The Birlas are not only industrialists; they have also been playing the role of nation-builders for their country. This is especially true of K. K. Birla who is the son of the revered Ghanshyam Das Birla. Krishna Kumar has represented the Congress Party for three terms at the Rajya Sabha and has been involved in politics since an early age, due to his father’s great admiration for Mahatma Gandhi and relations with other top leaders of the pre-Independence era.

He is the chairman of the Zuari-Chambal Group of Companies (comprising of over 40 companies) but his book is far from the story of how he earned enviable successes in the corporate world despite the fact that he had inherited very little from his father in terms of wealth. His real inheritance was the passion for public life, for eminent personalities and for the general good of his countrymen.

A major portion of the book is dedicated to his close association and interaction with Indira Gandhi. Even though Birla comes across as a great admirer of hers as a politician and as a person, he does not hesitate to offer criticism where required: ‘Had Indira-ji withdrawn the emergency order after, say three months or so, and gone for general elections, she would have won the elections hands down.
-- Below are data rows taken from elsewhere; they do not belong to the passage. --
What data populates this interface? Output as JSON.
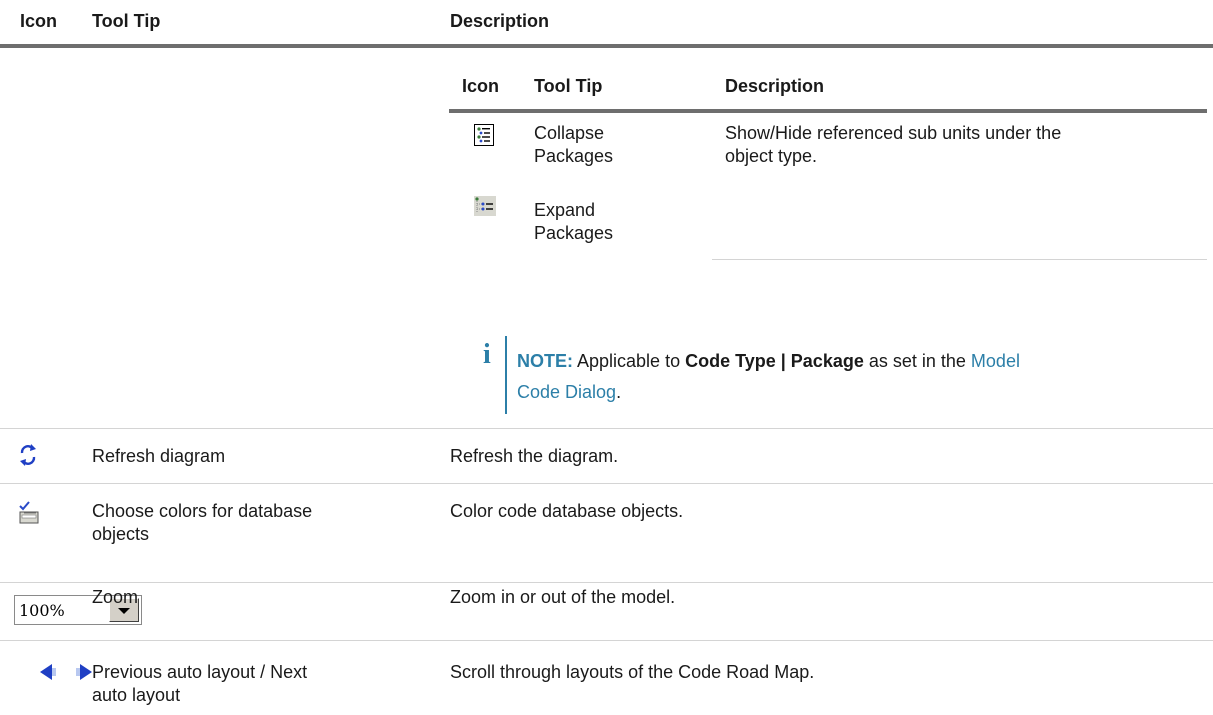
{
  "outer_table": {
    "headers": {
      "icon": "Icon",
      "tooltip": "Tool Tip",
      "description": "Description"
    },
    "rows": [
      {
        "icon": "refresh-diagram-icon",
        "tooltip": "Refresh diagram",
        "description": "Refresh the diagram."
      },
      {
        "icon": "color-objects-icon",
        "tooltip_line1": "Choose colors for database",
        "tooltip_line2": "objects",
        "description": "Color code database objects."
      },
      {
        "icon": "zoom-select-icon",
        "zoom_value": "100%",
        "tooltip": "Zoom",
        "description": "Zoom in or out of the model."
      },
      {
        "icon": "prev-next-arrows-icon",
        "tooltip_line1": "Previous auto layout / Next",
        "tooltip_line2": "auto layout",
        "description": "Scroll through layouts of the Code Road Map."
      }
    ]
  },
  "inner_table": {
    "headers": {
      "icon": "Icon",
      "tooltip": "Tool Tip",
      "description": "Description"
    },
    "rows": [
      {
        "icon": "collapse-packages-icon",
        "tooltip_line1": "Collapse",
        "tooltip_line2": "Packages"
      },
      {
        "icon": "expand-packages-icon",
        "tooltip_line1": "Expand",
        "tooltip_line2": "Packages"
      }
    ],
    "description_line1": "Show/Hide referenced sub units under the",
    "description_line2": "object type."
  },
  "note": {
    "icon": "info-icon",
    "label": "NOTE:",
    "text1": " Applicable to ",
    "bold": "Code Type | Package",
    "text2": " as set in the ",
    "link_line1": "Model",
    "link_line2": "Code Dialog",
    "end": "."
  },
  "colors": {
    "accent": "#2c7fa8",
    "rule": "#6e6e6e",
    "icon_blue": "#1f3fc4"
  }
}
Indira-ji would have gone down in history as a lady of strong personality and the best prime minister India ever had.’

Birla’s tone is formal and analysis of people as well as situations, objective. The language is simple to understand. He does not comment much on himself and leaves the readers to draw conclusions themselves. He comes across as religious, loyal, hardworking and along with this, profoundly interested in world affairs and philanthropy. He also shows immense respect for his father as well as other members of the Birla family.

Brushes with History has been divided into K. K. Birla’s early years, his memories of Indira Gandhi, his later life, glimpses of some other areas of his life and lastly, his correspondence with various important people he was close to. The book should have been concise to make it more engaging for general readers. At some places, thoughts or events have been repeated, which could have been edited. However, through the book one discovers interesting aspects of the lives of various politicians such as the Gandhis, Jayaprakash, Morarji, Narasimha Rao, Atal Behari Vajpayee, Manmohan Singh and so on. — AYESHA HODA